Losing My Drive

15th October, Bangkok & Damnoen Saduak, Thailand

Ian writes:

I have a system that makes it easier for us to update this diary. It basically means typing any given day's events as soon as possible. That's right, typing. Most travellers would not want to take a laptop with them around the world, but I knew from the outset that if I commited notes to paper, I'd never type them up when I get back home; in fact, I'd probably not write much, as I am a quicker typist than I am making scrawly hand-written notes. Because I have the laptop, it also means that I can use it for editing video that we've taken so far, and storing all the photos so far.

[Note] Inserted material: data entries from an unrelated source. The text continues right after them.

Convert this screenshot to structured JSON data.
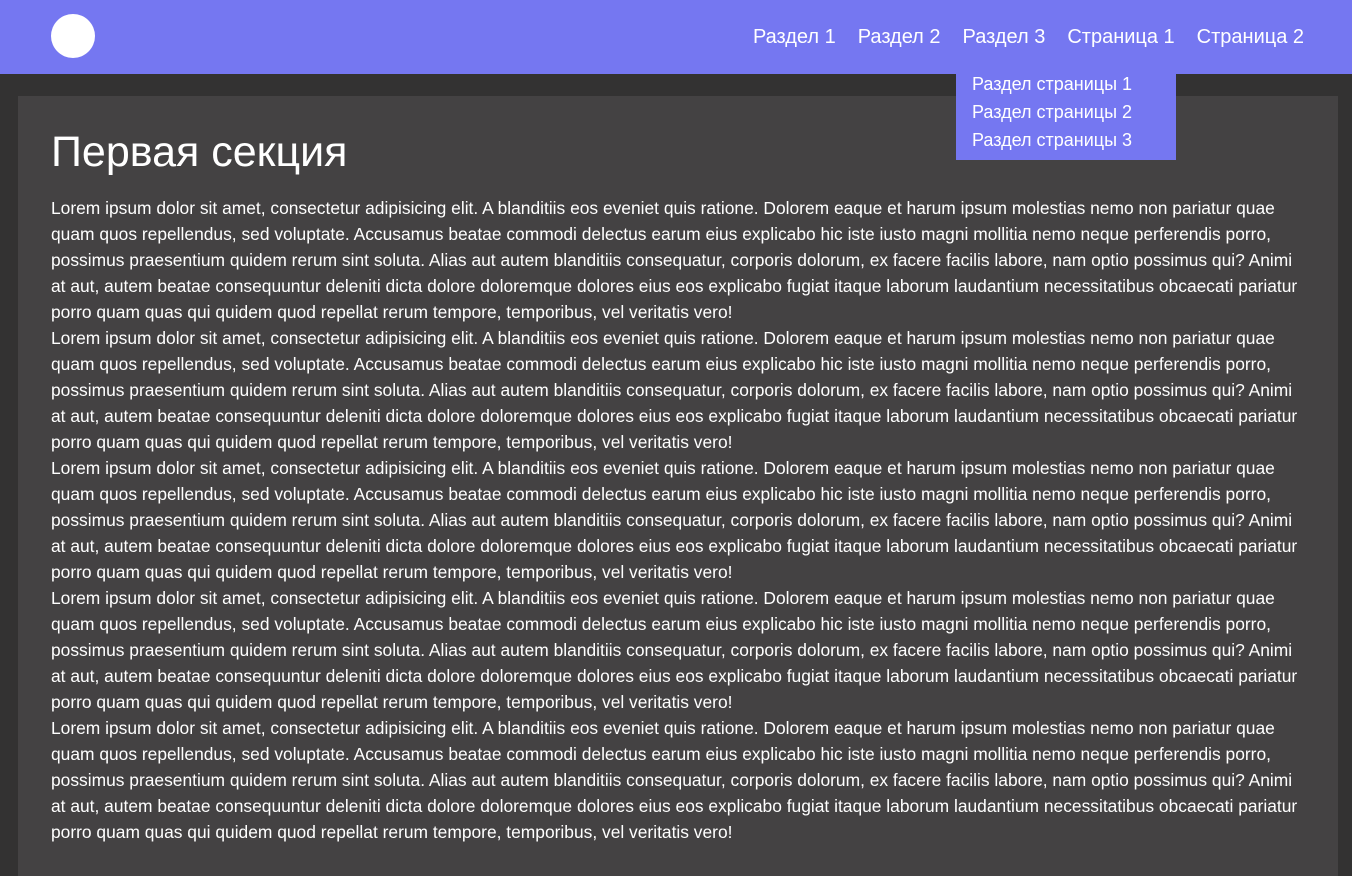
{
  "header": {
    "nav": [
      {
        "label": "Раздел 1"
      },
      {
        "label": "Раздел 2"
      },
      {
        "label": "Раздел 3"
      },
      {
        "label": "Страница 1"
      },
      {
        "label": "Страница 2"
      }
    ],
    "dropdown": [
      {
        "label": "Раздел страницы 1"
      },
      {
        "label": "Раздел страницы 2"
      },
      {
        "label": "Раздел страницы 3"
      }
    ]
  },
  "section": {
    "title": "Первая секция",
    "paragraphs": [
      "Lorem ipsum dolor sit amet, consectetur adipisicing elit. A blanditiis eos eveniet quis ratione. Dolorem eaque et harum ipsum molestias nemo non pariatur quae quam quos repellendus, sed voluptate. Accusamus beatae commodi delectus earum eius explicabo hic iste iusto magni mollitia nemo neque perferendis porro, possimus praesentium quidem rerum sint soluta. Alias aut autem blanditiis consequatur, corporis dolorum, ex facere facilis labore, nam optio possimus qui? Animi at aut, autem beatae consequuntur deleniti dicta dolore doloremque dolores eius eos explicabo fugiat itaque laborum laudantium necessitatibus obcaecati pariatur porro quam quas qui quidem quod repellat rerum tempore, temporibus, vel veritatis vero!",
      "Lorem ipsum dolor sit amet, consectetur adipisicing elit. A blanditiis eos eveniet quis ratione. Dolorem eaque et harum ipsum molestias nemo non pariatur quae quam quos repellendus, sed voluptate. Accusamus beatae commodi delectus earum eius explicabo hic iste iusto magni mollitia nemo neque perferendis porro, possimus praesentium quidem rerum sint soluta. Alias aut autem blanditiis consequatur, corporis dolorum, ex facere facilis labore, nam optio possimus qui? Animi at aut, autem beatae consequuntur deleniti dicta dolore doloremque dolores eius eos explicabo fugiat itaque laborum laudantium necessitatibus obcaecati pariatur porro quam quas qui quidem quod repellat rerum tempore, temporibus, vel veritatis vero!",
      "Lorem ipsum dolor sit amet, consectetur adipisicing elit. A blanditiis eos eveniet quis ratione. Dolorem eaque et harum ipsum molestias nemo non pariatur quae quam quos repellendus, sed voluptate. Accusamus beatae commodi delectus earum eius explicabo hic iste iusto magni mollitia nemo neque perferendis porro, possimus praesentium quidem rerum sint soluta. Alias aut autem blanditiis consequatur, corporis dolorum, ex facere facilis labore, nam optio possimus qui? Animi at aut, autem beatae consequuntur deleniti dicta dolore doloremque dolores eius eos explicabo fugiat itaque laborum laudantium necessitatibus obcaecati pariatur porro quam quas qui quidem quod repellat rerum tempore, temporibus, vel veritatis vero!",
      "Lorem ipsum dolor sit amet, consectetur adipisicing elit. A blanditiis eos eveniet quis ratione. Dolorem eaque et harum ipsum molestias nemo non pariatur quae quam quos repellendus, sed voluptate. Accusamus beatae commodi delectus earum eius explicabo hic iste iusto magni mollitia nemo neque perferendis porro, possimus praesentium quidem rerum sint soluta. Alias aut autem blanditiis consequatur, corporis dolorum, ex facere facilis labore, nam optio possimus qui? Animi at aut, autem beatae consequuntur deleniti dicta dolore doloremque dolores eius eos explicabo fugiat itaque laborum laudantium necessitatibus obcaecati pariatur porro quam quas qui quidem quod repellat rerum tempore, temporibus, vel veritatis vero!",
      "Lorem ipsum dolor sit amet, consectetur adipisicing elit. A blanditiis eos eveniet quis ratione. Dolorem eaque et harum ipsum molestias nemo non pariatur quae quam quos repellendus, sed voluptate. Accusamus beatae commodi delectus earum eius explicabo hic iste iusto magni mollitia nemo neque perferendis porro, possimus praesentium quidem rerum sint soluta. Alias aut autem blanditiis consequatur, corporis dolorum, ex facere facilis labore, nam optio possimus qui? Animi at aut, autem beatae consequuntur deleniti dicta dolore doloremque dolores eius eos explicabo fugiat itaque laborum laudantium necessitatibus obcaecati pariatur porro quam quas qui quidem quod repellat rerum tempore, temporibus, vel veritatis vero!"
    ]
  },
  "colors": {
    "header_bg": "#7577f1",
    "page_bg": "#333232",
    "section_bg": "#444243",
    "text": "#ffffff"
  }
}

All very handy ... but what if it got stolen?

If that were to happen, sure I could claim on insurance, but you can't replace those pictures or videos. Well, you can if you have a backup, and being the organised sort that I am, I have just that - a portable drive that I regularly back up all of the above to just in case the laptop went walkies. The only thing is, of course, that I have to ensure that the two items remain apart. No good putting the backup drive in the same bag as the laptop. Yesterday, though, I excelled myself. I managed to keep them separated by a a good 60km. With something of a jolt, yesterday evening I realised that in my effort to ensure that the two items remained apart, I'd placed the drive in a hidey-hole in the hotel room that was a little too well hidden. Out of sight, out of mind.

Today we had planned to strike off a few more places to see in the centre of Bangkok, but instead I found myself waking up at 5:40 am to catch a motorbike taxi to the main road, a taxi to the southern bus station, then a bus to Damnoen Saduak. Again. Three hours later, I arrived and the bus conductor helpfully stepped off the bus at the same time as me to show me where the floating market is, but was a little surprised when I walked in a different direction, repeating the word 'hotel'. Moments later, she hopped into a songthaew (a mini-bus, used for short distance rides, not in any way plush) to catch up with the bus that she'd just got off, no doubt wondering about where I thought I was going.

I reached the hotel, and pulled out a hand-written note (in Thai, penned by the ever-helpful Am) that explained that I'd left something in the room and was coming to collect it. I could see the room key there, but the guy behind the desk wanted me to wait for the manager. Moments later, she appeared with a bag, from which she pulled out the hard drive. Crikey. I had really shoved that out of the way and out of sight on the top of a cupboard, but somehow a cleaner had thought to check up there (and had been honest enough to hand it in).

Ten minutes after arriving in Damnoen Saduak, I was back on a bus bound for Bangkok. Two hours after that, I was back in Bangkok's southern bus terminal, looking for a nearby ATM so that I could get some money for the taxi back to Bang Sue district (Stef and Am's home). I asked a lady there who, upon turning round, must have been very confused to see the very same 'farang' she'd directed to the floating market 5 hours earlier. And we think that the Thais do some confusing things at time. Who knows what she made of me?